— PROBLEM —
Among the entries, which lines carry the string "username"? Copy every one.

-- -- --

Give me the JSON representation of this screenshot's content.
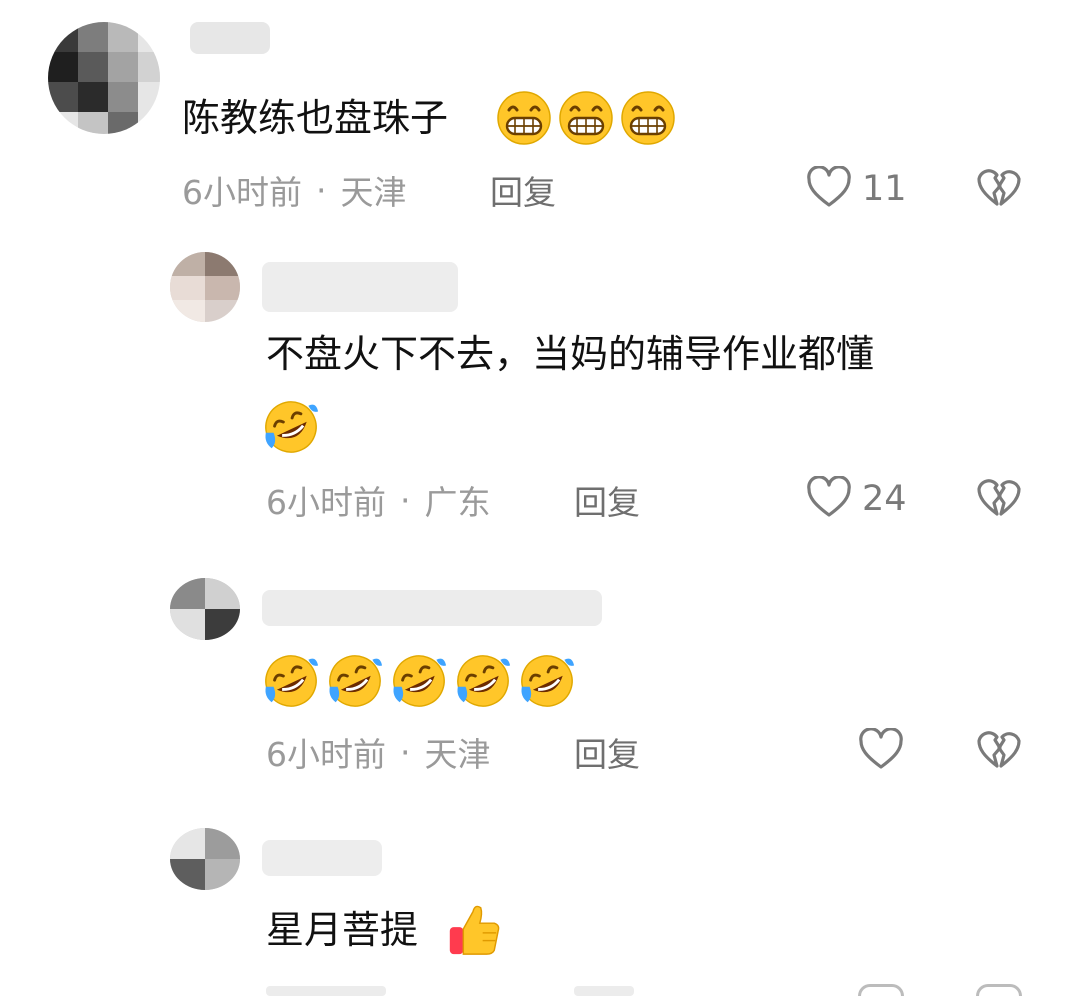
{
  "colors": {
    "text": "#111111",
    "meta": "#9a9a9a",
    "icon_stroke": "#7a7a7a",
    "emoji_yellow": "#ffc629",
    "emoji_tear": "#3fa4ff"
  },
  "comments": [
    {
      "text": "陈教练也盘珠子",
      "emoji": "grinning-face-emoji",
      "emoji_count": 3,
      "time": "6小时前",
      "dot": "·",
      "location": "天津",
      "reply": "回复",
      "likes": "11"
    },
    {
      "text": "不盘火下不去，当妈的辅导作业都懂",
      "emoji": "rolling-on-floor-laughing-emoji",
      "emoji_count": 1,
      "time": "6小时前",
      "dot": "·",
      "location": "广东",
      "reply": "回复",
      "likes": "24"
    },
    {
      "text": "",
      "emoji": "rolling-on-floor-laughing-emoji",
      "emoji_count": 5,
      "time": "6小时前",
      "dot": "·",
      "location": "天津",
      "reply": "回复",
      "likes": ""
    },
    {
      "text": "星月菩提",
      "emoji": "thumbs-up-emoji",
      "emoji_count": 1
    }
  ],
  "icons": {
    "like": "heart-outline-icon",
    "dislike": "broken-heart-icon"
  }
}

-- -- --

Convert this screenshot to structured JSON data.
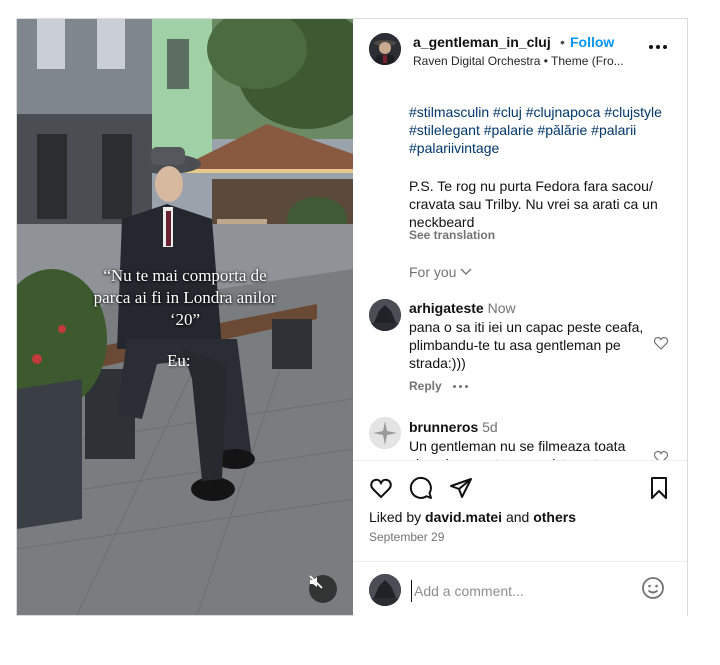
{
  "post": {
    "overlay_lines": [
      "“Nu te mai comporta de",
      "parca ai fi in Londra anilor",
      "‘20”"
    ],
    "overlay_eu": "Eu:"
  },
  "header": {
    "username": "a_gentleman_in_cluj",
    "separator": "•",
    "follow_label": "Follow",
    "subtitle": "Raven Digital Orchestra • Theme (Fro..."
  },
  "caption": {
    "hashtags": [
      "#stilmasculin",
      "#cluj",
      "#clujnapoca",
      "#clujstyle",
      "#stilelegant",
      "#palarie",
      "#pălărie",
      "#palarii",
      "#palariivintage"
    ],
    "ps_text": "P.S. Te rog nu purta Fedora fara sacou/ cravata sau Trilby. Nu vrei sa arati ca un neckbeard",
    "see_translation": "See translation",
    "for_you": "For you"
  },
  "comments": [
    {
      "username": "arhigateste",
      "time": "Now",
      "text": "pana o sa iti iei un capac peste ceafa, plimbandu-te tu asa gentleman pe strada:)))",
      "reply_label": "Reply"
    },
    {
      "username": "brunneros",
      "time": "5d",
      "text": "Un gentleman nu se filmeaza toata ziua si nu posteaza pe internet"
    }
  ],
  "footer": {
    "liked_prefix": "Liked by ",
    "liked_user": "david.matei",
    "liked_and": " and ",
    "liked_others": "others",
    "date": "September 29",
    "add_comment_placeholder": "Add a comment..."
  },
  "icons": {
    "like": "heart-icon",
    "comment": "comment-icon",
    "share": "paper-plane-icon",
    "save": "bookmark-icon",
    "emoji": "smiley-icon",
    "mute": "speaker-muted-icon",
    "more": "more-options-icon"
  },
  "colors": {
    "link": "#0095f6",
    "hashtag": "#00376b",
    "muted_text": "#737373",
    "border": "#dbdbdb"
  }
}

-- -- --

— TASK SOLUTION —
    "username": "a_gentleman_in_cluj",
      "username": "arhigateste",
      "username": "brunneros",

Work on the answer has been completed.